Rarotonga is really like a home away from home – the currency is the same as New Zealand, and there is a very apparent New Zealand influence on the way things operate. This makes the transition from home to holiday very easy and painless. They even accept our New Zealand driving licences now which is very convenient.
If you are keen on water sports there is plenty to do. The fishing is great once you get outside the reef, and inside the reef, there is plenty of scope for snorkelling, kayaking and so on. If you like shopping Avarua is worth a look but it is small in New Zealand terms. And you can take lots of opportunities on offer to explore the interior of the island which is dank and hot
The climate can be a disappointment if you are not forewarned. Rarotonga is quite small – 45 minutes or so to do a circuit of the island – and the influence of the sea on the weather is very obvious. A bit like New Zealand really! So if you stay for a week or more you can guarantee there will be rainy days as well as sunny days. And on the beach, it is rare for the temperature to get out of the high twenties. It climbs as you go inland.
But we go to Rarotonga to “chill out”. At home, there are always things to do or that need doing. In Raro, all of that temporarily disappears. Our Villa is right on the beach so the days are taken up with lots of reading, the consumption of good wine, music from the iPod and just soaking up the ambience of the white sand beach, the lagoon water and the palm trees. All of this punctuated with bouts of swimming, and the weekly visit to the market in Avarua. We vary between going out for dinner, cooking something up on the Villa BBQ or making do with a takeaway pizza from the restaurant down the road.
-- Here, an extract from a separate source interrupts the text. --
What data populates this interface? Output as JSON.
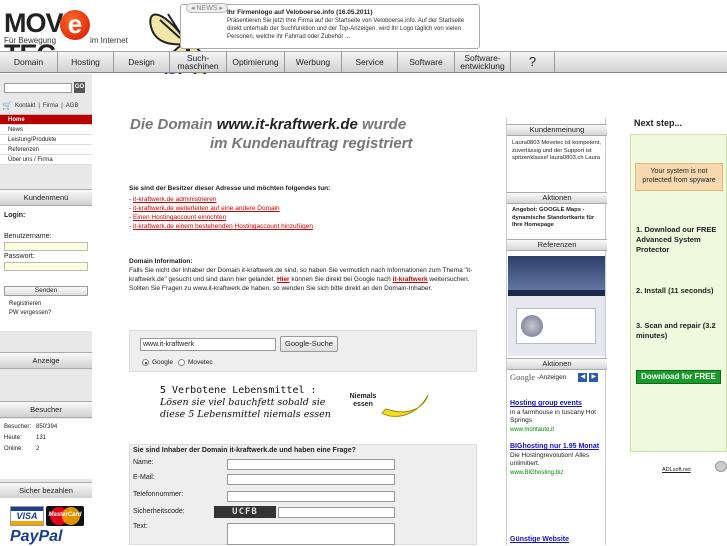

Rarotonga can be windy but the south coast is partially protected from the prevailing easterly which hits the Muri coast. The easterly ruffles the water and the palm trees on the beach, but move back 10 m or so and it is almost dead calm.
6 or 7 days is usually enough – by then we have had enough “chilling out” and are ready to get back to the challenges of life back home.
Most people need the equivalent of our Rarotonga – somewhere they can go to just “chill out” and regain their strength and enthusiasm for everyday life. Our “chilling out” happens to be a tropical beach but for others, it may be camping out in the bush, activities like rock climbing, watching sports, or whatever. The key to master in this is to accept that it is OK to be doing absolutely nothing – at least for a while. It is important to take the time to just look around and appreciate your surroundings, wherever or whatever they may be.
And then batteries recharged it is back to the hurly-burly of life at home.
By Bas Walker
This is another of Bas Walker’s posts on GrownUps. Please look out for his articles, containing his Beachside Ponderings.